He said everyone wants change but not everyone is willing to do the small things needed for that change
When the new government came in, I didn’t tender my resignation because I didn’t want to make it a political move, said the recently removed chairperson of the Punjab IT Board Dr Umar Saif.
Speaking to SAMAA TV, he said that removing him was both a political and administrative decision, as the new government wants to bring people in whom it trusts and who it will enable.
“When the new government came in, a lot of people left but I didn’t want to make that a political move,” he said. He didn’t want the board to painted in a political light.

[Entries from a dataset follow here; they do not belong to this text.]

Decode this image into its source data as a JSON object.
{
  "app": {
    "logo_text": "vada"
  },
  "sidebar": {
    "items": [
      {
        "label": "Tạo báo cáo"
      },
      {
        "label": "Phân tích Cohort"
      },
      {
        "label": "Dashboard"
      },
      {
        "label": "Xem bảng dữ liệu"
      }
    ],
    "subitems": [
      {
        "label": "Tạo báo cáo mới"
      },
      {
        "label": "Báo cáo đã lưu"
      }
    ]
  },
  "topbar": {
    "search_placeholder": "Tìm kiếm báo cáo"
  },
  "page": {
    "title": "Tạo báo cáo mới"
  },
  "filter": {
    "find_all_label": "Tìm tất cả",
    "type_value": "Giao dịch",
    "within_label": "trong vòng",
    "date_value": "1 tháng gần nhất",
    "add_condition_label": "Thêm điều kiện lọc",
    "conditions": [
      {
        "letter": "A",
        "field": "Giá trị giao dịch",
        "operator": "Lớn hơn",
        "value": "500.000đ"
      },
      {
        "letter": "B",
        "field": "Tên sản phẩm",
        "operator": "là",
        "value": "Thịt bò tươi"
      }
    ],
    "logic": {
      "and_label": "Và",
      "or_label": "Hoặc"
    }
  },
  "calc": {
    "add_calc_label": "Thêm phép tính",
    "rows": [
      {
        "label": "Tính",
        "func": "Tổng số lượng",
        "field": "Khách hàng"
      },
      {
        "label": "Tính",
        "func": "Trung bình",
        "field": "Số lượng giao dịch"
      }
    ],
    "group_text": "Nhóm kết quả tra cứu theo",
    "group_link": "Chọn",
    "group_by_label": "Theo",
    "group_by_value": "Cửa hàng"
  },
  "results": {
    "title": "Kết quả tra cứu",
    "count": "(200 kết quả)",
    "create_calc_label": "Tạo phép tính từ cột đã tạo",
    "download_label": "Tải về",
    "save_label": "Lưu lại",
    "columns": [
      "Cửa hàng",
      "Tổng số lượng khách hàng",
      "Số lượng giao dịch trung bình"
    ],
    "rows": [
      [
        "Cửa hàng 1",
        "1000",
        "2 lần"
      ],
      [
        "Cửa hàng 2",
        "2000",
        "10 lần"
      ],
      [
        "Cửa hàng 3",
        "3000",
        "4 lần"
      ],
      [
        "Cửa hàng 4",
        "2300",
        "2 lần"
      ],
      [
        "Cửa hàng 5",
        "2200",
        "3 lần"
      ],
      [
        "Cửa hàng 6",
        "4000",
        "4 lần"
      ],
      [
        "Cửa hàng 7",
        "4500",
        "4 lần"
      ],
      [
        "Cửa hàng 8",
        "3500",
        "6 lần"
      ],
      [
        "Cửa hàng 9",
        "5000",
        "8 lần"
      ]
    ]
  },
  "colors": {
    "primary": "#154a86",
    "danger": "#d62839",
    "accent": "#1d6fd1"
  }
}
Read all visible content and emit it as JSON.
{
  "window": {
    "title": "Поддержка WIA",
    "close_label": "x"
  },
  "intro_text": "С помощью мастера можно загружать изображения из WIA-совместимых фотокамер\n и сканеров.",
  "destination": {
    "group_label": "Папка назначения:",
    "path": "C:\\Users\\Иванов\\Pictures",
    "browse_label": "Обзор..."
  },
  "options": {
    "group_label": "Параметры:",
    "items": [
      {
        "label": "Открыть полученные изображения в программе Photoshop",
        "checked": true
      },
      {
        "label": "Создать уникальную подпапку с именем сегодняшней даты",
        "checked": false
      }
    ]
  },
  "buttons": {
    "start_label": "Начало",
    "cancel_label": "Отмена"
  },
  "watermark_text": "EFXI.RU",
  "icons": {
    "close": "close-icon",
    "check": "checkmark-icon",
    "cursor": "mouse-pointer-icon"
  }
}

Dr Saif, an MIT-educated computer scientist and academic, served as the board’s head from 2011 until his recent dismissal. He also served as the vice-chancellor of the Information Technology University since January 2013. He said he had worked with the new government for six months and had taken their ministers on board, briefed them about everything and introduced them to his team.
We also reflected our ongoing projects in the new budget because we don’t want them to lapse, he said.
Dr Saif said that even though the vice-chancellor’s position had no relation to the government, they thought it appropriate to replace him. There were no allegations of corruption, monetary discrepancies or at the lack of qualifications at the PITB during his tenure, he clarified, adding that their audits are all up to date.
In fact, the government just conducted a special five-year audit of the board. This is a clean, good organistaion, he said.
Dr Saif added that they also worked with the government to launch the Pakistan Citizens Complaint Portal, a mobile application through which people can lodge complaints.
“We achieved a lot in these past seven years,” he said.
I hope that the government will appoint good people in the board that it trusts and enables and who will have its complete political support, said Dr Saif.
Running this board is a complicated matter that involves fighting with doctors who don’t come to hospitals in the morning and then go to practice privately in the evening, or with police officers who aren’t ready to register FIRs and excise inspectors who want to pocket money instead of collecting property tax, he said.
Everyone wants to bring about a change but no one is ready to do the small work needed for that change, like washing the dishes, he said.
“The Punjab IT Board’s work is to do the dishes, which is to get into the nitty gritty of the problems that need to be solved by the government so that pilferage stops, tax collection improves, people can work efficiently and corruption is ended,” he explained.
You need political will to do all this, he added. He lauded the prime minister’s mission to provide 10 million people with jobs and said he must take ownership of the programme for it to succeed.